O. Chiappinelli, A. Śniegocki, J. C. Richstein, M. Kröger, F. Lettow, K. Neuhoff, J. Stede, K. Brzeziński. Unlocking transition to climate-friendly material sector in Europe with Carbon Contracts for Difference and Climate Contribution Policy Brief for the CFM TRACTION Project, 2020
O. Chiappinelli, A. Śniegocki, J. C. Richstein, M. Kröger, F. Lettow, K. Neuhoff, J. Stede, K. Brzeziński. Contracts for Difference and Climate Contribution: A comparison between Germany and Poland Synthesis Report for the CFM TRACTION Project. 2020
Timo Gerres, Pedro Linares.
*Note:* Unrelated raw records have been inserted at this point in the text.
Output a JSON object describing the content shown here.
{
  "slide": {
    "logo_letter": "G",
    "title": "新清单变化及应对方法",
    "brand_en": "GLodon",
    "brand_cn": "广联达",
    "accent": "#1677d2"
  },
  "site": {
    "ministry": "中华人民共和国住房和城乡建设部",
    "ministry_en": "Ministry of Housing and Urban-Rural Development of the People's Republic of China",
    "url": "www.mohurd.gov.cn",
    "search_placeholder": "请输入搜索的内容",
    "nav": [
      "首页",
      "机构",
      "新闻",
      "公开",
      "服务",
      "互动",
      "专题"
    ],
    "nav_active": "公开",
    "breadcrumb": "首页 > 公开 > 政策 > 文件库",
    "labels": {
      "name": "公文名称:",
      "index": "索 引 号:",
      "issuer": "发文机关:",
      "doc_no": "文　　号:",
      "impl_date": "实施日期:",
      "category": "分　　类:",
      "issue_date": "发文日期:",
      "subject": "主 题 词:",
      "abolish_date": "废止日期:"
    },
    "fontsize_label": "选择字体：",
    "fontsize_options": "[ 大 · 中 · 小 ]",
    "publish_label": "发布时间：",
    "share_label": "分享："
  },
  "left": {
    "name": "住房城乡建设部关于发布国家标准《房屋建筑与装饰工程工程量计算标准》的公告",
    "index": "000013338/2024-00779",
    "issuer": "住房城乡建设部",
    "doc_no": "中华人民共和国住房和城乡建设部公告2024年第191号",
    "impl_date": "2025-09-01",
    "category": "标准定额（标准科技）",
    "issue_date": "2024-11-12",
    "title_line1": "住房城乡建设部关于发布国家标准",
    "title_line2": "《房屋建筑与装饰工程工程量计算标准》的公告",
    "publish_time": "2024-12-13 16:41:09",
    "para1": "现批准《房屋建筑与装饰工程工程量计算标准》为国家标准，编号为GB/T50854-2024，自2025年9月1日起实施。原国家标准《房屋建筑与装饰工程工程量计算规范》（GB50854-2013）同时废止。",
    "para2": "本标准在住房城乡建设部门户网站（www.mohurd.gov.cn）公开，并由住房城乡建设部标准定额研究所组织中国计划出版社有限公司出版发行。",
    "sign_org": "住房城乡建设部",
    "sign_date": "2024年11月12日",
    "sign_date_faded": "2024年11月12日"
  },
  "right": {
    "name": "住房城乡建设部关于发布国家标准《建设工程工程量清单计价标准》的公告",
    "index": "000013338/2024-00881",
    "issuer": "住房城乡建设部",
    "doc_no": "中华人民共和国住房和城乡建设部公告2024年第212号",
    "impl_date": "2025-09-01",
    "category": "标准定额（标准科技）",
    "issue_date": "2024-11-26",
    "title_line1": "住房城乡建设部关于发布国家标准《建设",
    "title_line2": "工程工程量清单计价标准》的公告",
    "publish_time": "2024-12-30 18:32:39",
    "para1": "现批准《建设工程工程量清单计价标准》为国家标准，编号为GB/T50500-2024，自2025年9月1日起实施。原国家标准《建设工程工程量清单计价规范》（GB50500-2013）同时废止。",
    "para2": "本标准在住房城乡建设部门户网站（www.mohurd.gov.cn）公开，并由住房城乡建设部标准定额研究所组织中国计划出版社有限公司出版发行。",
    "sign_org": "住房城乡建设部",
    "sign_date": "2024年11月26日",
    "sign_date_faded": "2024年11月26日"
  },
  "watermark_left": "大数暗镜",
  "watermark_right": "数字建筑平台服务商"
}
Carbon Contracts for Differences: their role in European industrial decarbonisation (PDF, 1.61 MB). Policy Brief, November 2020
Roos van der Reijden, Heleen de Coninck, Gauri Khandekar, Tomas Wyns. Transforming industrial clusters to implement the European Green Deal. (PDF, 1.29 MB) Policy Brief, January 2021
Mária Bartek-Lesi, Gábor Horváth, Balázs Felsmann. A Climate-Neutral Industry: Status of policy debate in European Member States. (PDF, 1.65 MB)Policy Brief, November 2020
The Climate Friendly Materials Platform builds on continuously work since 2013 to develop an effective policy framework to decarbonise the basic materials sector.
Activities under the Platform (outlined below) have received funding support from the governments of the Netherlands, Germany, France and the United Kingdom, from Heidelberg Cement, Tata Steel Europe, ArcelorMittal, Formas Commons, the Mistra Indigo Programme, Mistra Carbon Exit Programme, Leeds University, Germany’s European Climate Initiative (EUKI) and the European Climate Foundation.
Round-table workshops take place at DIW Berlin or at various international institutions to which Platform's research members are affiliated depending on specific collaborations, funding sources and focus on specific relevant topics.